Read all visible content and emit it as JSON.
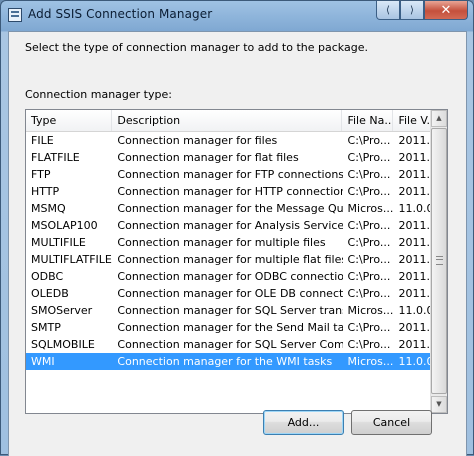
{
  "window": {
    "title": "Add SSIS Connection Manager"
  },
  "titlebar_buttons": {
    "back": "⟨",
    "forward": "⟩",
    "close": "✕"
  },
  "instructions": "Select the type of connection manager to add to the package.",
  "list_label": "Connection manager type:",
  "columns": [
    "Type",
    "Description",
    "File Na...",
    "File V..."
  ],
  "rows": [
    [
      "FILE",
      "Connection manager for files",
      "C:\\Pro...",
      "2011..."
    ],
    [
      "FLATFILE",
      "Connection manager for flat files",
      "C:\\Pro...",
      "2011..."
    ],
    [
      "FTP",
      "Connection manager for FTP connections",
      "C:\\Pro...",
      "2011..."
    ],
    [
      "HTTP",
      "Connection manager for HTTP connections",
      "C:\\Pro...",
      "2011..."
    ],
    [
      "MSMQ",
      "Connection manager for the Message Queue t...",
      "Micros...",
      "11.0.0..."
    ],
    [
      "MSOLAP100",
      "Connection manager for Analysis Services con...",
      "C:\\Pro...",
      "2011..."
    ],
    [
      "MULTIFILE",
      "Connection manager for multiple files",
      "C:\\Pro...",
      "2011..."
    ],
    [
      "MULTIFLATFILE",
      "Connection manager for multiple flat files",
      "C:\\Pro...",
      "2011..."
    ],
    [
      "ODBC",
      "Connection manager for ODBC connections",
      "C:\\Pro...",
      "2011..."
    ],
    [
      "OLEDB",
      "Connection manager for OLE DB connections",
      "C:\\Pro...",
      "2011..."
    ],
    [
      "SMOServer",
      "Connection manager for SQL Server transfer ta...",
      "Micros...",
      "11.0.0..."
    ],
    [
      "SMTP",
      "Connection manager for the Send Mail task",
      "C:\\Pro...",
      "2011..."
    ],
    [
      "SQLMOBILE",
      "Connection manager for SQL Server Compact ...",
      "C:\\Pro...",
      "2011..."
    ],
    [
      "WMI",
      "Connection manager for the WMI tasks",
      "Micros...",
      "11.0.0..."
    ]
  ],
  "selected_row": 13,
  "buttons": {
    "add": "Add...",
    "cancel": "Cancel"
  },
  "colors": {
    "selection": "#3399ff",
    "dialog_bg": "#f0f0f0"
  }
}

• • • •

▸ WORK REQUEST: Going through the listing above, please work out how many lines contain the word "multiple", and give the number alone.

▸ REPLY: 2